As best I can tell, if the decision not to prosecute Allen was the right one, it was so not because anyone who knew anything concluded that Dylan and her mother were lying, but because the trial would have been a nightmare for her, she would have been savaged by defense lawyers, and, as badly scarred as she reportedly was by her childhood, a failed prosecution only would have been worse. In fact, this is precisely what the prosecutor told Orth: that he did have probable cause, but the trial would have been too much for the “child victim” (his phrase), and without her there would be no case.
So he and the judge in the custody case did the best they could by Dylan, given Allen’s “lack of judgment, insight and impulse control” (the judge’s words), protecting her from a painful and fruitless trial and denying her father’s petition for custody and visitation.
Citizens! Your right to bear poisonous snakes is under attack. With the unfortunate death of Pastor Jamie Coots last week, there are those who say that poisonous snakes are too dangerous for the safety of the general public.
Our country, our nation, our homeland, has enjoyed a long tradition of responsible citizens domesticating all sorts of animals: chimpanzees, lions, piranha, and yes, snakes.
We of the National Reptile-handling Association (NRhA) believe the only solution is for congress to pass a new amendment to the constitution guaranteeing us the right to bear poisonous snakes, whether concealed karaits or openly-handled rattlers.
Don’t let the government intrude between you and your snake. Support the Snake-Hand Amendment now!
In, The Woody Allen case, which has been simultaneously carried in publications around the world, actor Wallace Shawn warns us against committing another of the classic blunders:

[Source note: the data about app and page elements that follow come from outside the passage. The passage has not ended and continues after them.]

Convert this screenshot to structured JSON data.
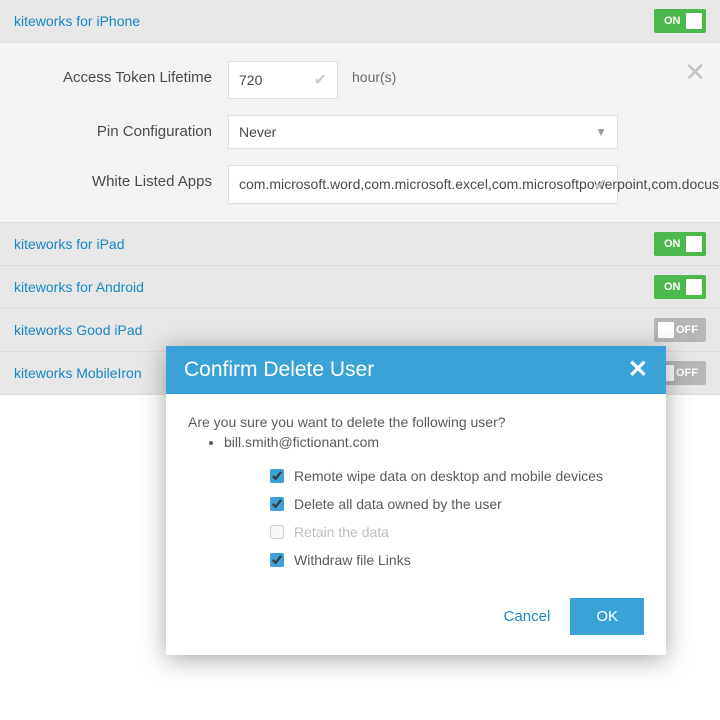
{
  "sections": {
    "iphone": {
      "title": "kiteworks for iPhone",
      "state": "ON"
    },
    "ipad": {
      "title": "kiteworks for iPad",
      "state": "ON"
    },
    "android": {
      "title": "kiteworks for Android",
      "state": "ON"
    },
    "goodipad": {
      "title": "kiteworks Good iPad",
      "state": "OFF"
    },
    "mobileiron": {
      "title": "kiteworks MobileIron",
      "state": "OFF"
    }
  },
  "iphone_form": {
    "token_label": "Access Token Lifetime",
    "token_value": "720",
    "token_unit": "hour(s)",
    "pin_label": "Pin Configuration",
    "pin_value": "Never",
    "wl_label": "White Listed Apps",
    "wl_value": "com.microsoft.word,com.microsoft.excel,com.microsoftpowerpoint,com.docusign.DocuSignIt,com.accellion.*"
  },
  "dialog": {
    "title": "Confirm Delete User",
    "prompt": "Are you sure you want to delete the following user?",
    "user": "bill.smith@fictionant.com",
    "options": {
      "wipe": "Remote wipe data on desktop and mobile devices",
      "delete": "Delete all data owned by the user",
      "retain": "Retain the data",
      "links": "Withdraw file Links"
    },
    "cancel": "Cancel",
    "ok": "OK"
  },
  "toggle_on_label": "ON",
  "toggle_off_label": "OFF"
}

As a student of history in college, I learned that one can only come close to certainty about what happened in the past when overwhelming evidence happens to be available. But in the absence of that overwhelming evidence, one doesn’t just speculate, one proposes theories based on the evidence one has.

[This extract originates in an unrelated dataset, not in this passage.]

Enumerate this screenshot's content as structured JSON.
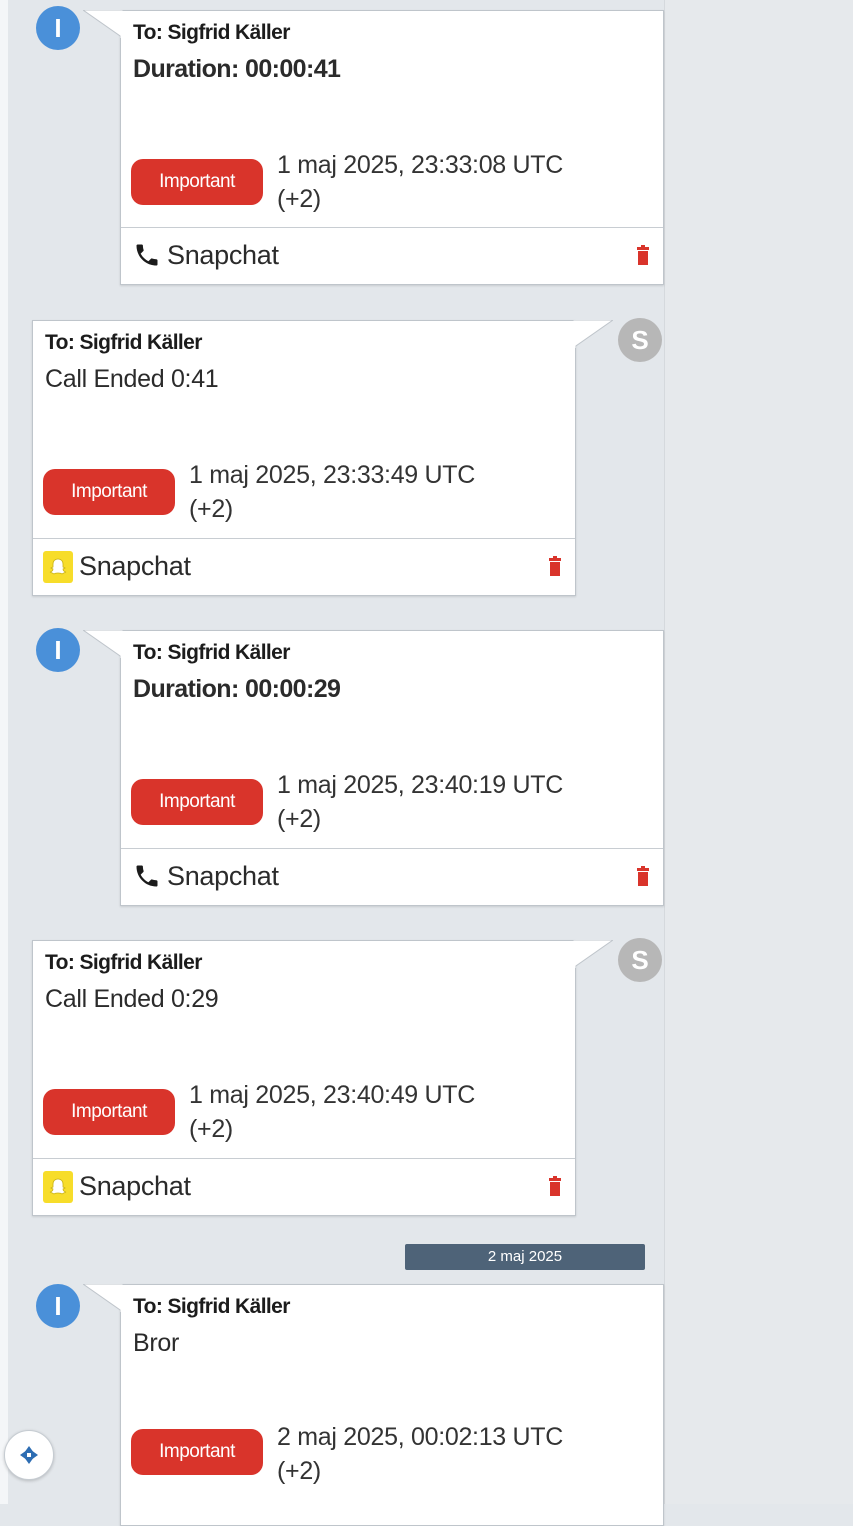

As a student not of history but of life, I have to say that I feel I’ve learned certain things over the years that point away from any automatic assumption of Woody Allen’s guilt. First of all, I feel I’ve definitely learned that a person’s involvement in surprising or atypical sexual behavior does not mean that that person is capable of anything. It was once believed that any man who loved other men was a danger to young boys, but we now know that that was very wrong. I’ve also learned that people behave differently in love affairs from the way they behave in the rest of their lives. People can have love affairs and lie about them, while remaining truthful and dependable in regard to everything else. And I’ve learned that there are older men who fall in love with very young women and in the process upend their own lives and the lives of their families, but that does not mean that they also molest children.

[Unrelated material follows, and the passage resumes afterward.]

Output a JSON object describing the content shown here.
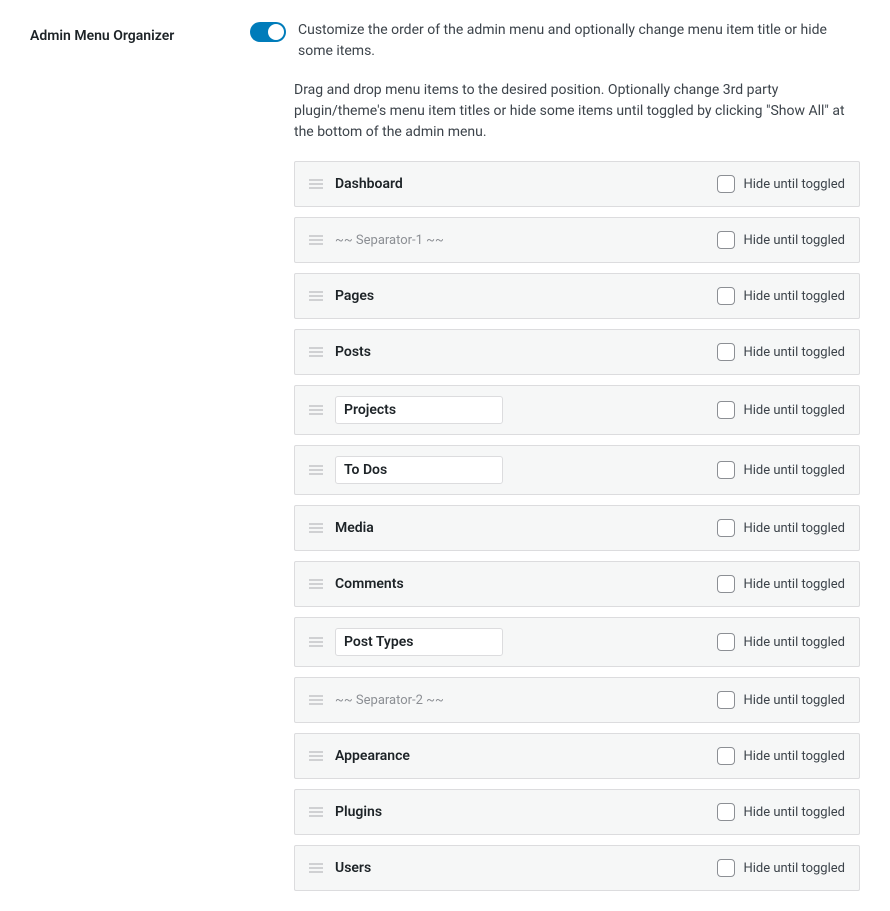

Shawn is well known for nodding and smiling in My Dinner With Andre, and for playing the Grand Nagus on several episodes of Star Trek: Deep Space 9, but is best known for playing the haplessly evil Vizzini in The Princess Bride – an almost inexhaustible source of quotes. Trying to prove Dylan’s claims against an influential celebrity like Allen is a lot like getting involved in a land war in Asia – the terrain and everyone you meet will be against you. Including the likeable Mr Shawn.
What Allen would prefer, of course, is that we all admit that we we don’t have definitive proof of molestation, and say nothing at all. But Dylan has spoken up, so are we to ignore her? As Shawn notes above, one can propose theories based on the evidence, and we do have the court documents, the public record of Allen’s life and his work.
My reaction is still to suspect that Allen was grooming Dylan for abuse. He wasn’t any sort of expert at grooming – not at all at Sandusky’s level – but for someone that had become used to getting his own way, he was grooming the rest of the family to see his physical intimacy with Dylan as unremarkable.